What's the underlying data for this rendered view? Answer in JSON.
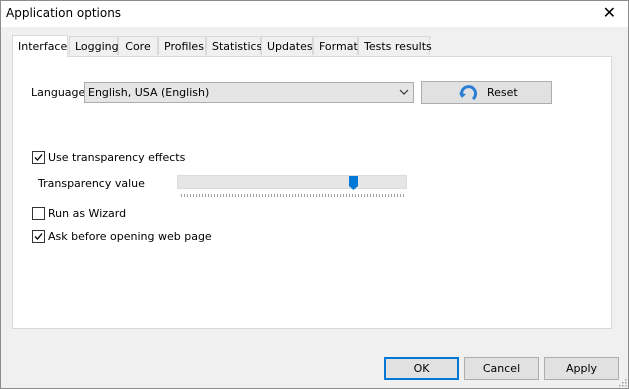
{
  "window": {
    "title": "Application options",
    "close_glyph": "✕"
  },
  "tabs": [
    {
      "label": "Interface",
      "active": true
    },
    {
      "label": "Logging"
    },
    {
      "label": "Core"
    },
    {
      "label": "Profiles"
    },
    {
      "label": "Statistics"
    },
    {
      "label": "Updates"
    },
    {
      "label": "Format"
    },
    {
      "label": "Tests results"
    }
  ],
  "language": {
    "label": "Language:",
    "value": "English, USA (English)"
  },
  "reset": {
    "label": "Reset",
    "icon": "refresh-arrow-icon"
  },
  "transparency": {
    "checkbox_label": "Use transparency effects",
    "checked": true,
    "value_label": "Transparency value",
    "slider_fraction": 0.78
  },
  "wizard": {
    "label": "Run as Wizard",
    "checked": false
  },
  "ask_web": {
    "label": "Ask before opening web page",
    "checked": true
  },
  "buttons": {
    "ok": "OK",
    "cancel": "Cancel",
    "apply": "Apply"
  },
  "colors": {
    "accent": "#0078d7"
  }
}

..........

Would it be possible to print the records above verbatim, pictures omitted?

What's the underlying data for this rendered view? Answer in JSON.
{
  "window": {
    "title": "Application options",
    "close_glyph": "✕"
  },
  "tabs": [
    {
      "label": "Interface",
      "active": true
    },
    {
      "label": "Logging"
    },
    {
      "label": "Core"
    },
    {
      "label": "Profiles"
    },
    {
      "label": "Statistics"
    },
    {
      "label": "Updates"
    },
    {
      "label": "Format"
    },
    {
      "label": "Tests results"
    }
  ],
  "language": {
    "label": "Language:",
    "value": "English, USA (English)"
  },
  "reset": {
    "label": "Reset",
    "icon": "refresh-arrow-icon"
  },
  "transparency": {
    "checkbox_label": "Use transparency effects",
    "checked": true,
    "value_label": "Transparency value",
    "slider_fraction": 0.78
  },
  "wizard": {
    "label": "Run as Wizard",
    "checked": false
  },
  "ask_web": {
    "label": "Ask before opening web page",
    "checked": true
  },
  "buttons": {
    "ok": "OK",
    "cancel": "Cancel",
    "apply": "Apply"
  },
  "colors": {
    "accent": "#0078d7"
  }
}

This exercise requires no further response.